(Dataset rows for apps and sites)
%%
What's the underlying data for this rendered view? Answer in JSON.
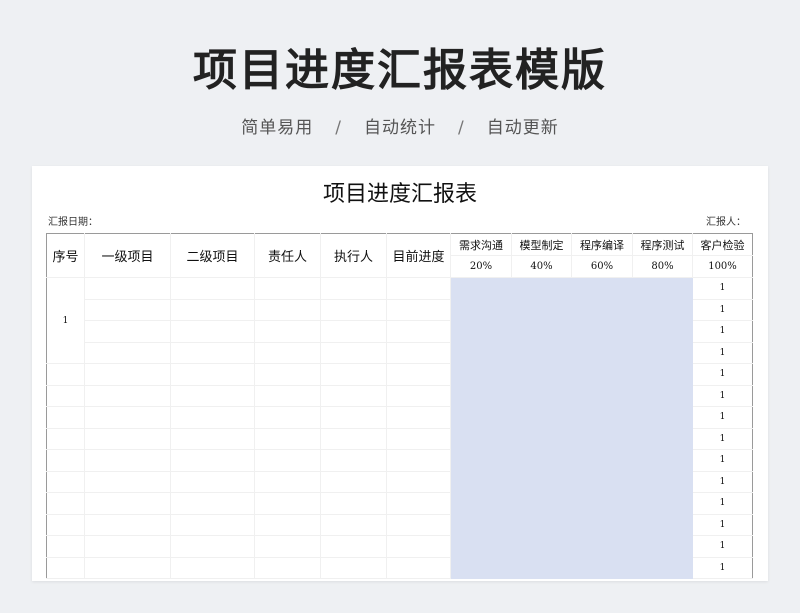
{
  "banner": {
    "title": "项目进度汇报表模版",
    "subtitle_items": [
      "简单易用",
      "自动统计",
      "自动更新"
    ],
    "separator": "/"
  },
  "document": {
    "title": "项目进度汇报表",
    "report_date_label": "汇报日期：",
    "reporter_label": "汇报人："
  },
  "table": {
    "columns": [
      "序号",
      "一级项目",
      "二级项目",
      "责任人",
      "执行人",
      "目前进度"
    ],
    "stages": [
      {
        "name": "需求沟通",
        "weight": "20%"
      },
      {
        "name": "模型制定",
        "weight": "40%"
      },
      {
        "name": "程序编译",
        "weight": "60%"
      },
      {
        "name": "程序测试",
        "weight": "80%"
      },
      {
        "name": "客户检验",
        "weight": "100%"
      }
    ],
    "first_row_index": "1",
    "rows": [
      {
        "check": "1"
      },
      {
        "check": "1"
      },
      {
        "check": "1"
      },
      {
        "check": "1"
      },
      {
        "check": "1"
      },
      {
        "check": "1"
      },
      {
        "check": "1"
      },
      {
        "check": "1"
      },
      {
        "check": "1"
      },
      {
        "check": "1"
      },
      {
        "check": "1"
      },
      {
        "check": "1"
      },
      {
        "check": "1"
      },
      {
        "check": "1"
      }
    ]
  },
  "colors": {
    "background": "#eef0f3",
    "paper": "#ffffff",
    "highlight": "#d9e0f2"
  }
}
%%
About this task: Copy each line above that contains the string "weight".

Output:
        "weight": "20%"
        "weight": "40%"
        "weight": "60%"
        "weight": "80%"
        "weight": "100%"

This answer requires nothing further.